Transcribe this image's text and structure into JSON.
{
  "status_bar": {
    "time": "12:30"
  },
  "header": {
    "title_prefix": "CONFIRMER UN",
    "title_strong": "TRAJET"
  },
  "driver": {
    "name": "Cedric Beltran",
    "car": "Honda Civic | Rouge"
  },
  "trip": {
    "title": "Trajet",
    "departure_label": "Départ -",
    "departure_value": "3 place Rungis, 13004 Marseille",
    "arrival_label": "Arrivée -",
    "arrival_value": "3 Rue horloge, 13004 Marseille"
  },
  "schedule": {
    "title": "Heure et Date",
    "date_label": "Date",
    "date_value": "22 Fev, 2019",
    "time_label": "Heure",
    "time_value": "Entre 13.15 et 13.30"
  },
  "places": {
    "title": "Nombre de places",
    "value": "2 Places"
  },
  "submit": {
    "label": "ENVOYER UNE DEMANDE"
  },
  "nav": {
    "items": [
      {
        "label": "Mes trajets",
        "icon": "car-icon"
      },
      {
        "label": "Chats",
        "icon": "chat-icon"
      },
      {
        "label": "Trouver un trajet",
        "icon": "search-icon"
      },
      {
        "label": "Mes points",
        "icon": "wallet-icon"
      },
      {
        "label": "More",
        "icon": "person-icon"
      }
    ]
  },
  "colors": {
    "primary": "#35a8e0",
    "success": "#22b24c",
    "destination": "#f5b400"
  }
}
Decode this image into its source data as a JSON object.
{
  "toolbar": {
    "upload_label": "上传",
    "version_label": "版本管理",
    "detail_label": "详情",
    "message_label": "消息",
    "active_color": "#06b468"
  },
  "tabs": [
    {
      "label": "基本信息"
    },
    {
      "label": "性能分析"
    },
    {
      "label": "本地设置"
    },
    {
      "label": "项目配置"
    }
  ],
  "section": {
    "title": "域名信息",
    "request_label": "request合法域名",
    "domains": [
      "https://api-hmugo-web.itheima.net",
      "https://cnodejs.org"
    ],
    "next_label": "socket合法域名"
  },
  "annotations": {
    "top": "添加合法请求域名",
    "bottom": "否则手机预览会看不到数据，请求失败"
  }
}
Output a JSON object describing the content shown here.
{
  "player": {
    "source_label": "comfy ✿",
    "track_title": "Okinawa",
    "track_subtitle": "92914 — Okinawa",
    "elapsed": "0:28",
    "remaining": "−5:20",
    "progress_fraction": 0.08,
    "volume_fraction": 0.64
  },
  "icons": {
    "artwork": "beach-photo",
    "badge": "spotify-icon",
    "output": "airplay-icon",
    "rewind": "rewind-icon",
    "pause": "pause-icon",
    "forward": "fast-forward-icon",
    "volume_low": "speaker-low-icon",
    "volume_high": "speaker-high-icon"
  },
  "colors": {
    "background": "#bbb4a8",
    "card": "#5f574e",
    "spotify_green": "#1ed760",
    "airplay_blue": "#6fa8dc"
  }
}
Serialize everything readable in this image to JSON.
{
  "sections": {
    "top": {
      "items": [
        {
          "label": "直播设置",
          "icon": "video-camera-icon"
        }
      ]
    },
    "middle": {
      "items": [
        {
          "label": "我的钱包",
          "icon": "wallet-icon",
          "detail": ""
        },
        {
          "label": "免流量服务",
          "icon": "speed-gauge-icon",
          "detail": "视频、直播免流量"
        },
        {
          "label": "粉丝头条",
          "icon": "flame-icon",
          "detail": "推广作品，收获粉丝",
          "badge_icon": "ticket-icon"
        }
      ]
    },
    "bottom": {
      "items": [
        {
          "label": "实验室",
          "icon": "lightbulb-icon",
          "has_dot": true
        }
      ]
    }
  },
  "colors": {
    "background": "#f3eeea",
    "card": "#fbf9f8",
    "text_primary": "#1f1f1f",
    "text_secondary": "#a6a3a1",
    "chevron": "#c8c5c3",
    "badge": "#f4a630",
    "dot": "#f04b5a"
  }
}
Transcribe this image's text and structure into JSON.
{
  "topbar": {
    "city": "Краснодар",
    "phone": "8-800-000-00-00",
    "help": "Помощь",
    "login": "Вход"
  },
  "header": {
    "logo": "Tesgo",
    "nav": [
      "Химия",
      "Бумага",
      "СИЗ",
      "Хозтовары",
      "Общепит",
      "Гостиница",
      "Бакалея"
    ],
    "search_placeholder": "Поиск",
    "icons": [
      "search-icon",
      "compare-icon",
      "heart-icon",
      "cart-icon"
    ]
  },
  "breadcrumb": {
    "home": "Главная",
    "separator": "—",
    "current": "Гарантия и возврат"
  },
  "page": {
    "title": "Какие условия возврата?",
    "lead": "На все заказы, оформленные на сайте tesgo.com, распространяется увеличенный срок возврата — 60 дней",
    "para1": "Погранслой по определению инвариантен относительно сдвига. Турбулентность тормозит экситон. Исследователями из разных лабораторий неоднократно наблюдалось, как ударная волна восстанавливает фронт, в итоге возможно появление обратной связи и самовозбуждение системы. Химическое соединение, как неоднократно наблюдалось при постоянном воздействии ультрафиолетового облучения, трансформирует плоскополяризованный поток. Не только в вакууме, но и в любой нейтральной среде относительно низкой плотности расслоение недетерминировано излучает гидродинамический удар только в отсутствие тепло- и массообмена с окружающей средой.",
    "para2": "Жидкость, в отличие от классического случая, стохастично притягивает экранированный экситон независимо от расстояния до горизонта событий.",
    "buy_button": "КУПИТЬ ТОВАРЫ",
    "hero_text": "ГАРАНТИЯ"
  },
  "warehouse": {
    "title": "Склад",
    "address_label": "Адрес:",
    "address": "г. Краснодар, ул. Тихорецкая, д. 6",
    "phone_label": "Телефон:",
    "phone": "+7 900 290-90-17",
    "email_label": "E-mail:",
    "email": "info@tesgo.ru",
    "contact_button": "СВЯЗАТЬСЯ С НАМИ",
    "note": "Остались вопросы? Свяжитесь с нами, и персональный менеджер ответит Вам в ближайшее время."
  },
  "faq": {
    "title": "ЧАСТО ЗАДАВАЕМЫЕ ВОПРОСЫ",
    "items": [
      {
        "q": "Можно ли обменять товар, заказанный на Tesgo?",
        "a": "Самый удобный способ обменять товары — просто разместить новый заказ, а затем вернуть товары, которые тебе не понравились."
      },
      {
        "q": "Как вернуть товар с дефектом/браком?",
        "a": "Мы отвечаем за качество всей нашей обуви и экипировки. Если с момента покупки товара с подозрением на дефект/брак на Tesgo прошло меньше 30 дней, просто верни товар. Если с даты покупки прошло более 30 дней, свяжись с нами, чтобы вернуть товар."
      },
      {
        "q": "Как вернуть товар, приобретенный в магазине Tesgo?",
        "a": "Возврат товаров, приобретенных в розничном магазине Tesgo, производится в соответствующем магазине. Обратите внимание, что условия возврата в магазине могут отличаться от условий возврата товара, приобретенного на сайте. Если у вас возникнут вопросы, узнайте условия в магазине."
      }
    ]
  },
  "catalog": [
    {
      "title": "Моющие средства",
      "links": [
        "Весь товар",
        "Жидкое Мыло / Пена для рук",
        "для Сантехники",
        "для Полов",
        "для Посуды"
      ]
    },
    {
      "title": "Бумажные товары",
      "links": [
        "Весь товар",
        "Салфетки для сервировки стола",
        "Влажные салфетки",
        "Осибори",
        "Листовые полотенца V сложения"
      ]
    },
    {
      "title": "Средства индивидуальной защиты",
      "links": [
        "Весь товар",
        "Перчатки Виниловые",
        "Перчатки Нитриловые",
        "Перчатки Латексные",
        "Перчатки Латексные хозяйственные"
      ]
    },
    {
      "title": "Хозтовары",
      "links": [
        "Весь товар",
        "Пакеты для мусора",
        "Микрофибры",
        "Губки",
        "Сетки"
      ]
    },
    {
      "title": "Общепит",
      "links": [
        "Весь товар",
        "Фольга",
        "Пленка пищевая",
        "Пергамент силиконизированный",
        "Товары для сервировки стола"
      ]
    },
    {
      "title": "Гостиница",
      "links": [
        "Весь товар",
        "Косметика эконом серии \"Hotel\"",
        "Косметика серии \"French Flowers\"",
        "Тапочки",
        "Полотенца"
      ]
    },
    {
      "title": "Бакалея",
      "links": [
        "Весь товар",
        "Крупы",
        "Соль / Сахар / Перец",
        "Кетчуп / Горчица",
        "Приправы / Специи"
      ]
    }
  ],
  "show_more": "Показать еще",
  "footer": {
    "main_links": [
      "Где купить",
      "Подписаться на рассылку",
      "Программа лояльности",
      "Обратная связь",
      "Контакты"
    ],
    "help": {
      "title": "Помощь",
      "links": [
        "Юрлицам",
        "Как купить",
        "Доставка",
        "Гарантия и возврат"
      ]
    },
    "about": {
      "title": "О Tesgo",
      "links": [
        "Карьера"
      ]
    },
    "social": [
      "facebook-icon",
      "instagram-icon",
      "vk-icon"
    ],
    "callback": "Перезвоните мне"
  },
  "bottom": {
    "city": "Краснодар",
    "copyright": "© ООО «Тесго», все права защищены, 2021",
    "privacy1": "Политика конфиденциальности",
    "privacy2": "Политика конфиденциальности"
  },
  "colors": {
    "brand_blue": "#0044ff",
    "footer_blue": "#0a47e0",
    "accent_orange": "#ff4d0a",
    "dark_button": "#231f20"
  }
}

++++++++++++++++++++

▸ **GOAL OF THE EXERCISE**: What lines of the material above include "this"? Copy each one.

▸ **WORKED SOLUTION**:
Transcribe this image's text and structure into JSON.
Decode this image into its source data as a JSON object.
Serialize everything readable in this image to JSON.
Transcribe this image's text and structure into JSON.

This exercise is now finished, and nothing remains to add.